> [WORK ORDER]:
Using the records below, filter for lines that contain the string "this" and copy them out.

> [INPUT DATA]:
########################################
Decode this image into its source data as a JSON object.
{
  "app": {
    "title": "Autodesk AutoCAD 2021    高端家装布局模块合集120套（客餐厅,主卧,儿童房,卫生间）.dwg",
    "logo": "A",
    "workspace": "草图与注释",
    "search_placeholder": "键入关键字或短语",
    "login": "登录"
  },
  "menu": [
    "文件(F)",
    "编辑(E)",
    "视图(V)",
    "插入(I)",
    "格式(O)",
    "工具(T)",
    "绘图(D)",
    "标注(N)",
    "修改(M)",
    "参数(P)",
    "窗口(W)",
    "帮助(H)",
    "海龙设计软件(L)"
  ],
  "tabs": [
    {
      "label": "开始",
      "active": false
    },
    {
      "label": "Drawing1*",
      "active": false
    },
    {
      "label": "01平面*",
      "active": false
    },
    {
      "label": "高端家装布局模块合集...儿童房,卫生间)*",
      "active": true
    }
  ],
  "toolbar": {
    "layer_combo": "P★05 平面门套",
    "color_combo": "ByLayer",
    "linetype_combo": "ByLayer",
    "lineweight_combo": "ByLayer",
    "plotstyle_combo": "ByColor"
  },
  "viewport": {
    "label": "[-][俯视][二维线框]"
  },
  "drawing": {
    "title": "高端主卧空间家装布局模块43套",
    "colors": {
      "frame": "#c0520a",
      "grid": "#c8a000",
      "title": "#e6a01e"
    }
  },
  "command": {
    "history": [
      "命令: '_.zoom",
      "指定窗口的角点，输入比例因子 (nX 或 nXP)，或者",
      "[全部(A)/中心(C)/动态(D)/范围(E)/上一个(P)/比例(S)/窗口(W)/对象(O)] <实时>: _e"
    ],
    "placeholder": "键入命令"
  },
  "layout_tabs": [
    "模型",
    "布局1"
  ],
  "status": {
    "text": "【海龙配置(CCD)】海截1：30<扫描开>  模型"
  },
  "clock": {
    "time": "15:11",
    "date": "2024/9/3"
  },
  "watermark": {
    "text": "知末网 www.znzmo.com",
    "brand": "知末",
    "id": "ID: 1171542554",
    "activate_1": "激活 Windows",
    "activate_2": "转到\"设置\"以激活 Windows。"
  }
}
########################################
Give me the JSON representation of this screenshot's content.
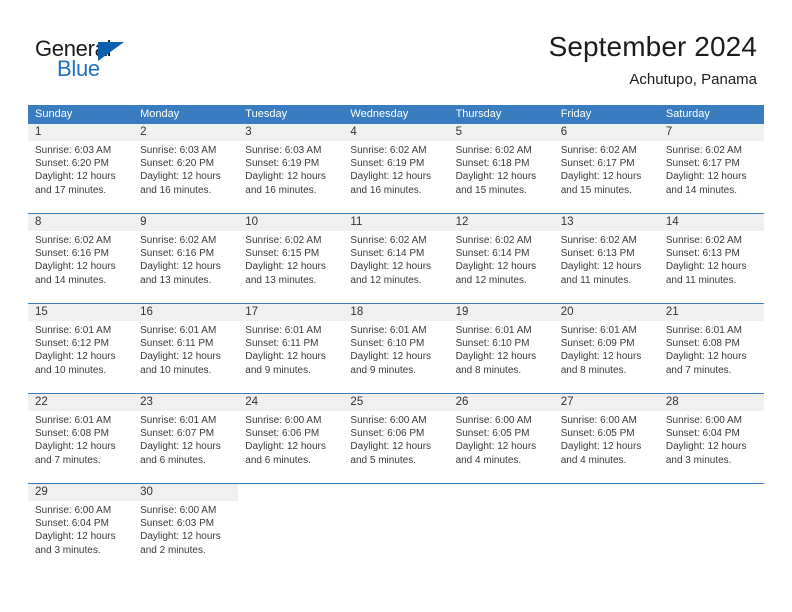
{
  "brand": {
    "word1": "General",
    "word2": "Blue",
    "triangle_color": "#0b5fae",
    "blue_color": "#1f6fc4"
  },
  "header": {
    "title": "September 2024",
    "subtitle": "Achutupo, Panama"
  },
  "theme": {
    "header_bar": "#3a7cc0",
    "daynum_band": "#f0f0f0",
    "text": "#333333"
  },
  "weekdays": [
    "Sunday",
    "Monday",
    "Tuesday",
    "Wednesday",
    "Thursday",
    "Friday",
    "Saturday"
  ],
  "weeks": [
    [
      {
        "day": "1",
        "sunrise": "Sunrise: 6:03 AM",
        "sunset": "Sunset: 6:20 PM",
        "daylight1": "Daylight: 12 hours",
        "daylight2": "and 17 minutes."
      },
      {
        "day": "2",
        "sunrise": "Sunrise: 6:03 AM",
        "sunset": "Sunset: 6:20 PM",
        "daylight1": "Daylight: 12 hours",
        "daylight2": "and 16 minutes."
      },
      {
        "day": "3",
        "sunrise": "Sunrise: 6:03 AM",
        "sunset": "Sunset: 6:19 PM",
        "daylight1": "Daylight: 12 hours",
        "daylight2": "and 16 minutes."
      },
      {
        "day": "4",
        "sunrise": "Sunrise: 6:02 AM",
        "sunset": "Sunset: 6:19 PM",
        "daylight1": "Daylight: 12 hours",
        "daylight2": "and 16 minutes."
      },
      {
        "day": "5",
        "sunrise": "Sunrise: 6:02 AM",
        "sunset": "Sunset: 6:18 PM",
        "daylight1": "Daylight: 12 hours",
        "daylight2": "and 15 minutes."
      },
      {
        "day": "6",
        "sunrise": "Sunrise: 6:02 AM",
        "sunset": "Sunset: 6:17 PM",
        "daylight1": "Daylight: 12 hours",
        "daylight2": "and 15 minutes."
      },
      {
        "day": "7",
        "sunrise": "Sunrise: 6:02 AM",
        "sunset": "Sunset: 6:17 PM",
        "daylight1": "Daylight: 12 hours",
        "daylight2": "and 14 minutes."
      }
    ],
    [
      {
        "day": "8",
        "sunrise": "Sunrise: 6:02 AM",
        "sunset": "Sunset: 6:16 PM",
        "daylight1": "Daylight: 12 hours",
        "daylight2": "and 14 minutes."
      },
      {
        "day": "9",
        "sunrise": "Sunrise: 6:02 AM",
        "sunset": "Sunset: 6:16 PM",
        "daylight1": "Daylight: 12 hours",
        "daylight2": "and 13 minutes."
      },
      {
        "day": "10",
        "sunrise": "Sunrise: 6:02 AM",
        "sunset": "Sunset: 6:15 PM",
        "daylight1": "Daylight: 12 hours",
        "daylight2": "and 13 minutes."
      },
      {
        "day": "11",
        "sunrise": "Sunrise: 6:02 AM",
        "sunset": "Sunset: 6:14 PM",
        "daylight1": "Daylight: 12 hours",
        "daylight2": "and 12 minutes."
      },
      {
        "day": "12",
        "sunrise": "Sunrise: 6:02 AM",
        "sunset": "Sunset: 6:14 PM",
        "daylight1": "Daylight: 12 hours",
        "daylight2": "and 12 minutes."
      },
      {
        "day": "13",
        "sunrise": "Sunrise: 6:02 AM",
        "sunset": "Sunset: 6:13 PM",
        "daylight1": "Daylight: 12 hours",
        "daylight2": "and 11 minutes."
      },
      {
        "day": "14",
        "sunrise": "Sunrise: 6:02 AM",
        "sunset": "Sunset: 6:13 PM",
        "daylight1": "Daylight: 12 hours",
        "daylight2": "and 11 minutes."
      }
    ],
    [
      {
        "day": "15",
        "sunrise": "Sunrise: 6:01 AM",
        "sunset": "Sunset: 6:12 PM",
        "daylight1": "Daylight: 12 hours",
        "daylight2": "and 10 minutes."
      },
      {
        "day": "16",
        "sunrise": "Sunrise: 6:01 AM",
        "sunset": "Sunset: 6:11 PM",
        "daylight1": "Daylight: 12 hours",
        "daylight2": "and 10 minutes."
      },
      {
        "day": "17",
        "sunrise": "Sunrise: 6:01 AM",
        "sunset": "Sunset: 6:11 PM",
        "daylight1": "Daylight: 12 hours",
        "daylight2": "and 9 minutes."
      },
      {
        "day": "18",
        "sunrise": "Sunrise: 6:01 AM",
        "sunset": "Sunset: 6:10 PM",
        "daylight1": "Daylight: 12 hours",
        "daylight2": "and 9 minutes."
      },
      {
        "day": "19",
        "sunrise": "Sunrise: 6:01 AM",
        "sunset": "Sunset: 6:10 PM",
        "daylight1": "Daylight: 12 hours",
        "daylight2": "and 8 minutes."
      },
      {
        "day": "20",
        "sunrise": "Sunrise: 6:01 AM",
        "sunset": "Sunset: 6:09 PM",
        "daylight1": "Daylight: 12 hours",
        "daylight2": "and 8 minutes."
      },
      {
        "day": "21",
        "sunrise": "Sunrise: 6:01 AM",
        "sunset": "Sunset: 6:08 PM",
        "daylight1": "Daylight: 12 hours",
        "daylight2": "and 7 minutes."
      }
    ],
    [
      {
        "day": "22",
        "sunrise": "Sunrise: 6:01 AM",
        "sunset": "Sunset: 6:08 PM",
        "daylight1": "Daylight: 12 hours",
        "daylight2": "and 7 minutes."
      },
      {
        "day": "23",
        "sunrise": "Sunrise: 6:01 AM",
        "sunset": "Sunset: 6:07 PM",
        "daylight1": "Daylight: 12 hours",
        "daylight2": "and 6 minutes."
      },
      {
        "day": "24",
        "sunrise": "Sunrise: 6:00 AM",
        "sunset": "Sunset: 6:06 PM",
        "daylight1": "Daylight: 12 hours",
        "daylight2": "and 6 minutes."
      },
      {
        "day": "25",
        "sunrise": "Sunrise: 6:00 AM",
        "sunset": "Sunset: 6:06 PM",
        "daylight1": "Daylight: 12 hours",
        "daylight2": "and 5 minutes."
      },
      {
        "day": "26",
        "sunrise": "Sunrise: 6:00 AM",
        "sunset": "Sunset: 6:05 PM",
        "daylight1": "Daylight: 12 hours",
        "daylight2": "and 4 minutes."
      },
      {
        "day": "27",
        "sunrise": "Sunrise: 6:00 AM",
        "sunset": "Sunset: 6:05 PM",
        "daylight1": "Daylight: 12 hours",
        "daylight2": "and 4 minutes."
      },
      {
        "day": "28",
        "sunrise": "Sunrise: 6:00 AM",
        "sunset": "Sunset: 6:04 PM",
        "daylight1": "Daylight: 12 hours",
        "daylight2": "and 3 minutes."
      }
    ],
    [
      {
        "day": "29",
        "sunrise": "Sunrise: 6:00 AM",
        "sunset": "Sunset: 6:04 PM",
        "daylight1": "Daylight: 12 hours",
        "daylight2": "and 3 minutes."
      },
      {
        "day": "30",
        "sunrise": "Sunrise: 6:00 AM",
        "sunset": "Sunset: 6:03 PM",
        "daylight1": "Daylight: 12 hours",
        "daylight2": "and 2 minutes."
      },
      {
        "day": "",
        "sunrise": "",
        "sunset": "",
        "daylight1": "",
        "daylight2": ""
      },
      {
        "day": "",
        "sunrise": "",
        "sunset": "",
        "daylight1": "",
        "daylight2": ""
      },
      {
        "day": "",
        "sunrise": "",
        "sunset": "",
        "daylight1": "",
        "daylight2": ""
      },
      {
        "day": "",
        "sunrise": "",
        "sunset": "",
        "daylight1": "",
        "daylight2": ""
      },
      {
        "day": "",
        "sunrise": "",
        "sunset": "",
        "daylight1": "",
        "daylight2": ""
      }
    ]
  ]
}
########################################
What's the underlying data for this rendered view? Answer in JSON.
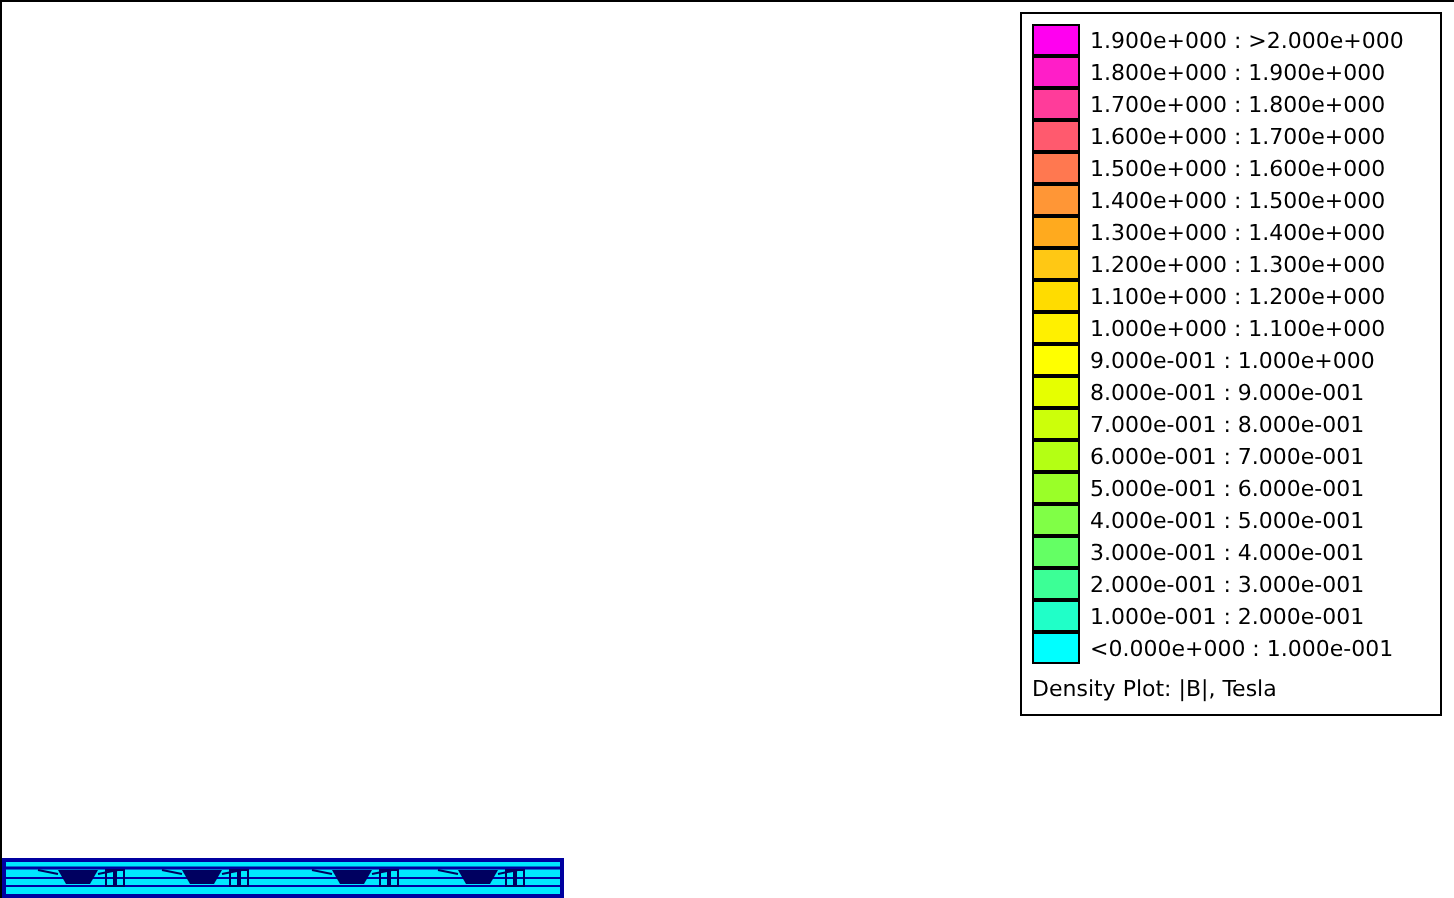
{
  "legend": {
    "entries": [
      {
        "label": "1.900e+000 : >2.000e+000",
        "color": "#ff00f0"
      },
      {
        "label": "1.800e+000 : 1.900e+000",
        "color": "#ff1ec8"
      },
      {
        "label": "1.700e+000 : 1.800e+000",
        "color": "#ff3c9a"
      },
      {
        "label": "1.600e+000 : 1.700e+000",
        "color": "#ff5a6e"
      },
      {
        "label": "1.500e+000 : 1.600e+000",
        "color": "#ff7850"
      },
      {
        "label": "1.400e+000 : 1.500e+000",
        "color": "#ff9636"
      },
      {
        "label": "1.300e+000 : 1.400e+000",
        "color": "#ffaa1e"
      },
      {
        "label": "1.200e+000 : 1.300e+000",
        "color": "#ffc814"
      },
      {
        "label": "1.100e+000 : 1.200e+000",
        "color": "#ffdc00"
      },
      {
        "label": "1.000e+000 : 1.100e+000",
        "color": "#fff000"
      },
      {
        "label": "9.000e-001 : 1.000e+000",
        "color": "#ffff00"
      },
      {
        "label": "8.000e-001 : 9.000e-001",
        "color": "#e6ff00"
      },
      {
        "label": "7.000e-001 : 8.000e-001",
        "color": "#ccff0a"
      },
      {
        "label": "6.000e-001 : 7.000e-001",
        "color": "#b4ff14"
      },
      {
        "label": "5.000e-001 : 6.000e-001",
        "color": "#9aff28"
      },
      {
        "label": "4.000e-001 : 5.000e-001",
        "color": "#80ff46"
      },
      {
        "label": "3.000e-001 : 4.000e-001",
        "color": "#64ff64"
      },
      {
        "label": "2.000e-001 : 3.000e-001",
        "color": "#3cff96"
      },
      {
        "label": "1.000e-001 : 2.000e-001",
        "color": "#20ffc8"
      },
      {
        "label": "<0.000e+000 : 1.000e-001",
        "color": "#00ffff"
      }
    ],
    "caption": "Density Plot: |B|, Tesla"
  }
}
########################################
> [ANSWER SECTION]:
Decode this image into its source data as a JSON object.
Give me the JSON representation of this screenshot's content.
What's the underlying data for this rendered view? Answer in JSON.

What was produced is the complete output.